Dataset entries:
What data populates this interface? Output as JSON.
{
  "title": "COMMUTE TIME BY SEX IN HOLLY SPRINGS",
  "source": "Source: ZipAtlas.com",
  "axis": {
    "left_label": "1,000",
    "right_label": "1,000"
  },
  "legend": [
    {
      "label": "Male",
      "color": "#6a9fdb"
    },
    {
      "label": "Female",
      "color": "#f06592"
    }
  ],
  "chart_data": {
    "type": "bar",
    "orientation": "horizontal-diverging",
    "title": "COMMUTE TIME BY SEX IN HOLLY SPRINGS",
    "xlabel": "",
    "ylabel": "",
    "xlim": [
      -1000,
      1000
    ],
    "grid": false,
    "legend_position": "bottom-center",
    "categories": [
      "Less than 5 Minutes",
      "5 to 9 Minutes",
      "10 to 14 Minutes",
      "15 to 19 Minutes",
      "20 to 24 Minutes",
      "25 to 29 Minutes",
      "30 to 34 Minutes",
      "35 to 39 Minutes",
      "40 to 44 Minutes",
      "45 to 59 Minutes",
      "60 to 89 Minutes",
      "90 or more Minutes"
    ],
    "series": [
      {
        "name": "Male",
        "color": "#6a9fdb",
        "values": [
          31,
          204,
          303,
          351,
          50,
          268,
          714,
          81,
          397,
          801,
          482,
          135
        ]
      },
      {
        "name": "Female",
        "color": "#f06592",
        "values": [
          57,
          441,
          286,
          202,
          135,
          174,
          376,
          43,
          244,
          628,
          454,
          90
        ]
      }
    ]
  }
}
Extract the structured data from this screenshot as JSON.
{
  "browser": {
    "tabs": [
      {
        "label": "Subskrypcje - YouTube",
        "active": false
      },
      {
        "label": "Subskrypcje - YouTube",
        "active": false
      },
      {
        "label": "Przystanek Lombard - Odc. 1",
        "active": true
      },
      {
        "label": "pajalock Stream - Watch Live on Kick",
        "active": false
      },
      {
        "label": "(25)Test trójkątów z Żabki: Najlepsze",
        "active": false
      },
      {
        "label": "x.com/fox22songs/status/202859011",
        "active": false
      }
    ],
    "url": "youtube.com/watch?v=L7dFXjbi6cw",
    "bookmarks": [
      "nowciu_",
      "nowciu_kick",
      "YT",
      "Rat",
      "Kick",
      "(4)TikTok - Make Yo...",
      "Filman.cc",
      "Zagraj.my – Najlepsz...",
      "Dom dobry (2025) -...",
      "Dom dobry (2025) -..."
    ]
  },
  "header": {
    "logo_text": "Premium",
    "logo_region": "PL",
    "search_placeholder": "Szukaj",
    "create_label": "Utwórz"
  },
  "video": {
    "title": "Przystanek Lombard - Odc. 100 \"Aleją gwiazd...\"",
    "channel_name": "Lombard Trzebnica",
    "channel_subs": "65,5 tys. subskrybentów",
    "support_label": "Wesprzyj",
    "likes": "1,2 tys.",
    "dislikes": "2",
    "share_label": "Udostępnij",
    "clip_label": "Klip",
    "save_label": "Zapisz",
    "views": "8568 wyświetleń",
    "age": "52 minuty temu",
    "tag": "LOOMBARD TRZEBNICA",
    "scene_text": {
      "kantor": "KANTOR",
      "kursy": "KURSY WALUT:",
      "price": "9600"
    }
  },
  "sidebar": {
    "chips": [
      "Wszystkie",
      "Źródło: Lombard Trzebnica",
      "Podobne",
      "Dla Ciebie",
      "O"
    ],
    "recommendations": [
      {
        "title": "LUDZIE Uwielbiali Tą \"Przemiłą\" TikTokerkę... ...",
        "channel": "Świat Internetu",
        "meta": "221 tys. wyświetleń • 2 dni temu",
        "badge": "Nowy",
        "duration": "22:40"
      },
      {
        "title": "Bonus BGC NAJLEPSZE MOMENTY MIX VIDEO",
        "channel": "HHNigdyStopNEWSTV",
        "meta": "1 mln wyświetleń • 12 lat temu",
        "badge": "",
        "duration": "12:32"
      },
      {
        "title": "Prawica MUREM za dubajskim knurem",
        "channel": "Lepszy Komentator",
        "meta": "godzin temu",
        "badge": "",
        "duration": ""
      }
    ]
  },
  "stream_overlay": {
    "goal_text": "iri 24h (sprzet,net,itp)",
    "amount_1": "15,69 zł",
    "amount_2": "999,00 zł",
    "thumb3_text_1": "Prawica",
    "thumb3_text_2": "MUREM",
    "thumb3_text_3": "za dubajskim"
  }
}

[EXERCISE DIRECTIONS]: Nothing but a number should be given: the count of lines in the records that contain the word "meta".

[OUTPUT]: 3